    This species breeds from Eastern Europe eastwards across Asia to Manchuria. It is mainly migratory except in the southernmost parts of its range, wintering in Ethiopia, the Arabian peninsula, northern Pakistan and western China.

  • Food

    During the breeding season, small mammals such as ground squirrels, hamsters, jerboas, gerbils, hares, and pikas may constitute 60 to 90% of a Saker pair’s diet. At other times, ground-dwelling birds such as quail, sandgrouse, pheasants, and more aerial birds such as ducks, herons, and even other raptors (owls, kestrels, and harriers) can account for 30 to 50% of all prey, especially in more forested areas. Sakers may also eat large lizards.
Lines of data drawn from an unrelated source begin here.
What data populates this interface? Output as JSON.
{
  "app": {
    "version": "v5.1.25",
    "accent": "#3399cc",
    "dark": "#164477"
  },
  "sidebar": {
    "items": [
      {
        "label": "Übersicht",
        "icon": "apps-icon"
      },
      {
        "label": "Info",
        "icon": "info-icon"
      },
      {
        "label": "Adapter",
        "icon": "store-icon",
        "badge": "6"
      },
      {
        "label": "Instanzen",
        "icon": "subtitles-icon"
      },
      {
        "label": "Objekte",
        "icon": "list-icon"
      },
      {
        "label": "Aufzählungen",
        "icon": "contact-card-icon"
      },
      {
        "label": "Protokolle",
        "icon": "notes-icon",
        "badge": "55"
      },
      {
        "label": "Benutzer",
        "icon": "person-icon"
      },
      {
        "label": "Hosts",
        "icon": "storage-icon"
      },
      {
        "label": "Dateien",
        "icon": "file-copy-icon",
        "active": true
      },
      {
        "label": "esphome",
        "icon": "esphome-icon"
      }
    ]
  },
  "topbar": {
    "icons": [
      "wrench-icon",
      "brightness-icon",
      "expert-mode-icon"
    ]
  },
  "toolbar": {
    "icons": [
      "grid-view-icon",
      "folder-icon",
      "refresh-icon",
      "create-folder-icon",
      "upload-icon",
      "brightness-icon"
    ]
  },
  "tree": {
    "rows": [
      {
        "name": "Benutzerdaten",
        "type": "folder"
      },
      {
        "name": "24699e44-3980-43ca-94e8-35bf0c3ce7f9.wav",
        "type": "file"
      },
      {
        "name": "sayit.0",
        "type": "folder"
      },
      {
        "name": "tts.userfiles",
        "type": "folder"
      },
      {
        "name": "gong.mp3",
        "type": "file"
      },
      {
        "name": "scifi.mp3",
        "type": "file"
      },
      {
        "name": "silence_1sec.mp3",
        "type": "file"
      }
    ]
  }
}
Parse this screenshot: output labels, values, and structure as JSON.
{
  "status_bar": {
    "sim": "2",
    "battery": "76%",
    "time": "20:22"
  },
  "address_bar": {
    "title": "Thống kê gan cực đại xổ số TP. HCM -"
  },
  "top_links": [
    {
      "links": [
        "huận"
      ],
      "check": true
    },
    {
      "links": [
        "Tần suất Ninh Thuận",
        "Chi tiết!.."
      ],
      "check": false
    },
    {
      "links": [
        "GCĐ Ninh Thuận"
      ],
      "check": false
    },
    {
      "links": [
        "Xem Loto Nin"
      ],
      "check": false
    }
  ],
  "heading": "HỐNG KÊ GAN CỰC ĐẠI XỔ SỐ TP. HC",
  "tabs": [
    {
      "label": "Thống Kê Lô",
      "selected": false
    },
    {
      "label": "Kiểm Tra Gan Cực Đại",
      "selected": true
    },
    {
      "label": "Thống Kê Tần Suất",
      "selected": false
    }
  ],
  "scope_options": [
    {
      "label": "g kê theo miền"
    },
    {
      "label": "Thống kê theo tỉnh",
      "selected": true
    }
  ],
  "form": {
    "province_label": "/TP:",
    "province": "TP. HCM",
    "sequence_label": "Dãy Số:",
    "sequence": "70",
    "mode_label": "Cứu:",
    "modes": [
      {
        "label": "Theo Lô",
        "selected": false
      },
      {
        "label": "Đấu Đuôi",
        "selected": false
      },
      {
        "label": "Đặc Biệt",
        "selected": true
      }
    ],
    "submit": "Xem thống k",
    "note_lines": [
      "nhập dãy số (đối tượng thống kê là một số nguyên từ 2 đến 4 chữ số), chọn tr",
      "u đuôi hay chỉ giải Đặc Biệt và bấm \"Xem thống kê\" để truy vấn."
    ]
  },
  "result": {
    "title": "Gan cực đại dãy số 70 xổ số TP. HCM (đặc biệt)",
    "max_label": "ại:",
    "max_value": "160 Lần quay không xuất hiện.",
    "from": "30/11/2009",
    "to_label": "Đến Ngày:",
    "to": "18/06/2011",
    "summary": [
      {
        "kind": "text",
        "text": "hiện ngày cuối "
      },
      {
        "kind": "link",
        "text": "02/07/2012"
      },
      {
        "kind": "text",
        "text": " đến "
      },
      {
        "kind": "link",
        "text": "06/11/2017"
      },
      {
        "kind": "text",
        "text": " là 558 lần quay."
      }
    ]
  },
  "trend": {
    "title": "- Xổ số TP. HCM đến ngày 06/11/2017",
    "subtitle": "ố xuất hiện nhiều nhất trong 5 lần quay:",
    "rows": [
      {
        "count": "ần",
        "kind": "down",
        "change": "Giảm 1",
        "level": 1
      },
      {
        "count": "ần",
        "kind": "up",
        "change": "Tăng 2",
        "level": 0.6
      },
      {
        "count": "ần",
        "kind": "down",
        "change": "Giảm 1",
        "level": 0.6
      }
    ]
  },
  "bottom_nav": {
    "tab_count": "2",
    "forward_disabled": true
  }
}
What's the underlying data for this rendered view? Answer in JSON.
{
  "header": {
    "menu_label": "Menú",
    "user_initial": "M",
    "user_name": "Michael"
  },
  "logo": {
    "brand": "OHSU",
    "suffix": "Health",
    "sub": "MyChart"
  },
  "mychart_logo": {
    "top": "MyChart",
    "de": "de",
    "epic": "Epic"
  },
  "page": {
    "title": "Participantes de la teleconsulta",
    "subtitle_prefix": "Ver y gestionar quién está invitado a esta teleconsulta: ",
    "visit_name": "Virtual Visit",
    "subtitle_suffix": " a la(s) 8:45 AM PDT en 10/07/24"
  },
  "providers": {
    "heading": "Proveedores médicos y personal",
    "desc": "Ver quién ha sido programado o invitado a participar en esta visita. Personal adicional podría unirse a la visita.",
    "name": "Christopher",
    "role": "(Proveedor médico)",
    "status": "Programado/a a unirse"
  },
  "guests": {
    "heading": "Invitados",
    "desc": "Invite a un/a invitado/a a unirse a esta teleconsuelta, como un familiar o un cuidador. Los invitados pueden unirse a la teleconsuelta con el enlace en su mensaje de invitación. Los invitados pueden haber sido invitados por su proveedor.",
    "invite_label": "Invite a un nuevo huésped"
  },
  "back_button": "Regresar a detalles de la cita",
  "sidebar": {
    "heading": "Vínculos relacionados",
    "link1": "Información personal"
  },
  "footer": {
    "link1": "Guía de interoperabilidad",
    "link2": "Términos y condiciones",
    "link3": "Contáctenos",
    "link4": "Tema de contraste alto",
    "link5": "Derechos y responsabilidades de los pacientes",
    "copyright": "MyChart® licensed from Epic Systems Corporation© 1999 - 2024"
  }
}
  • Current Resident Birds

    Sekhmet, a female Saker Falcon was captive bred at a center in Utah and arrived at Carolina Raptor Center in 2010 at just 6 weeks of age. She is a member of our flight show and Birds of the World teams, educating the public about endangered species and human impact on raptor populations. Sekhmet was named by the Raftelis Family for the Egyptian god of power.

  • Fun Facts & Other Interesting Information

    Saker Falcons have been upgraded to Endangered status largely because they are being over-captured for the falconry trade. Let it go! Let it go!

    In the Middle East, falconry has penetrated into everyday culture. Falcons perch in the middle of living rooms, on the back of a car seat, and on the arm of a falconer seated at lunch. There is a falcon beauty contest in Abu Dhabi and a new falcon passport system in the United Arab Emirates. Some Middle Eastern airlines allow falcons to perch on a falconer’s armrest during flights.